He began with a comic version of Dancing In Kyle, sending up a selection of popular singers and incorporating parodies of their songs, when producer Walter J Ridley warned that he was breaking all sorts of copyright laws. Recording was halted and Robert Wilson suggested that Andy should just do his Elvis Presley impression. But the problem was, what song would he sing? He quickly came up with the idea of Donald, Where’s Your Troosers?
“I had been playing around with it for a long time. I got the chorus and a verse or two from band leader Bobby MacLeod back about 1957 or 58. It’s a Skye song and I obviously had to expand on it a bit to make it whole as a song for singing. Of course I made a living doing impressions in those days – I was not yet recording.
I got the lads together and we sort of had 10 minutes together in a rest room. We kind of laid out a routine and went back and recorded it, and that was the record that came out.”
Andy had inadvertently stumbled upon his winning formula of taking traditional Scottish tunes and fitting new lyrics around them, but the Stewart-Grant writing partnership would develop further upon this practice.
When Andy wrote lyrics based on a traditional tune – Iain would provide a “new” appropriate arrangement of that melody, but if the lyrics were written with no existing melody – Iain would produce a brand new tune that complemented the lyrics perfectly.
“Iain MacFadyen and I discovered that I had the knack of writing out lyrics for songs. I would always write the lyric first, Iain would take the lyric home and almost inevitably would produce a tune the next day. I wasn’t a singer you see, I was in no way a singer. I was a trained young actor. I could sing, I could tell a story, but I couldn’t do any of the traditional songs.”
If Andy could tell a story in song, he could also paint a vivid picture in words alone.
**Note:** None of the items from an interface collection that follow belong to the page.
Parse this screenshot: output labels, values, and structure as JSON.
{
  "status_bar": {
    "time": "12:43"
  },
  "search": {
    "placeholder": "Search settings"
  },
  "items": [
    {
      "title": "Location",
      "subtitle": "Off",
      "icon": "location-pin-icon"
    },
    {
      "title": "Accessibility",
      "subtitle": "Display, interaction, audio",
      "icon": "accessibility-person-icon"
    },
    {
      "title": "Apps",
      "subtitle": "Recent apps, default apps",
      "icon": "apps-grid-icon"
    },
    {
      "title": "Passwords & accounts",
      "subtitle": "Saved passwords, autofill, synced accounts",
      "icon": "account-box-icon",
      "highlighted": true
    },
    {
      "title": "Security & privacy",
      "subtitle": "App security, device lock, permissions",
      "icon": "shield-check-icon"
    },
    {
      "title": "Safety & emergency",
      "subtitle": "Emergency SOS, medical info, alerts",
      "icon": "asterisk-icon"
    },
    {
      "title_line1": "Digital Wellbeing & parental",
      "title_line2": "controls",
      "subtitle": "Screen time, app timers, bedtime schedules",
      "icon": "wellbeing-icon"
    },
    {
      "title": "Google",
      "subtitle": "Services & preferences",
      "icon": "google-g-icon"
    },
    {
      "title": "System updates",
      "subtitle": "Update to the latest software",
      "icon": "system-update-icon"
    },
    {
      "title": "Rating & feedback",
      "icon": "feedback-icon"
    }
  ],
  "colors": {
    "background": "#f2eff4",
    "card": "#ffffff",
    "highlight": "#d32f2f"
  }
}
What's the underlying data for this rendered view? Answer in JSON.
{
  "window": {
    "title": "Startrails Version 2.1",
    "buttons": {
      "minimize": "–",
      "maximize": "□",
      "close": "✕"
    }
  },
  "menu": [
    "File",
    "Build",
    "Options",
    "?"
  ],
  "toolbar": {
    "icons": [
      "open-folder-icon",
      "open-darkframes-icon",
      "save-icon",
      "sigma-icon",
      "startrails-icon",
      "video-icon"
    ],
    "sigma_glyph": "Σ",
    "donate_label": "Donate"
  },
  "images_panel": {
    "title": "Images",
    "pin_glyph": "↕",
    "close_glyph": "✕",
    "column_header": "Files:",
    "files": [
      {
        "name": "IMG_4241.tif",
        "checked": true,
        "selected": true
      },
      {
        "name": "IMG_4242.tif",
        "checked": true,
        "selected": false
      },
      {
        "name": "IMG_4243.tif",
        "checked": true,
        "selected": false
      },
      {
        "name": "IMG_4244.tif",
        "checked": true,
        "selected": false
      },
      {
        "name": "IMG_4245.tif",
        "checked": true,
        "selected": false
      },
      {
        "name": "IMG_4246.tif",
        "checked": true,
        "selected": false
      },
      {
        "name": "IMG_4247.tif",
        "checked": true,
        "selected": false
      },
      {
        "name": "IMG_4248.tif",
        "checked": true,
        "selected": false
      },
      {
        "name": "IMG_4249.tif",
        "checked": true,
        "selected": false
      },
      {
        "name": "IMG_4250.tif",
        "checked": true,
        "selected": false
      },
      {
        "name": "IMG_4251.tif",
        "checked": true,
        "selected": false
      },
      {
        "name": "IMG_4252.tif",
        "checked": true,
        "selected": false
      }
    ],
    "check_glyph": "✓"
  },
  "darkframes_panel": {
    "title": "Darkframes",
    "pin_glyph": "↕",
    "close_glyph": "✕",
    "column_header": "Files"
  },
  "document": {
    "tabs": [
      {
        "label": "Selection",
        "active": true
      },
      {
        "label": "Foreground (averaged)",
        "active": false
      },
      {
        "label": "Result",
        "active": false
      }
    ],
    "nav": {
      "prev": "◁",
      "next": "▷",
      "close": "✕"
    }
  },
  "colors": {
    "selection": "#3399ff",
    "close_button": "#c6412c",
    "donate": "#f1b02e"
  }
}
Using his talent for comedy, mimicry and dialect, he regularly performed spoken pieces on television and on stage. These monologues quickly became known as “Andylogues”, and their popularity was featured in a 1961 edition of the Scottish newspaper ‘The People’s Journal’ with a competition asking readers to submit their own poetic efforts, to be judged by Andy. The quality of entries was high, Andy eventually choosing Ma Pair O’ Workin’ Buits penned by a Mrs. J. Turnbull of Fife and featuring it on his 1963 LP, solely comprising of Andylogues, entitled Andy the Rhymer, a pun referencing the Scottish prophet Thomas Learmonth also known as Thomas the Rhymer.
Andy wrote and performed many other monologues over the years usually featuring one or two throughout his album releases, but probably the most popular and most requested was The Rumour, a virtual trip though Scotland via local dialects and accents. First published in 1963, he would continue to regularly perform and re-record it throughout the next thirty years of his career.
The Rumour by Andy Stewart.
A composite re-telling comprising of a half-dozen performances from the Sixties, Seventies, Eighties and Nineties.
All over the world people were now listening to Andy Stewart’s songs and buying his records. Soon they would get the opportunity to see him in performance.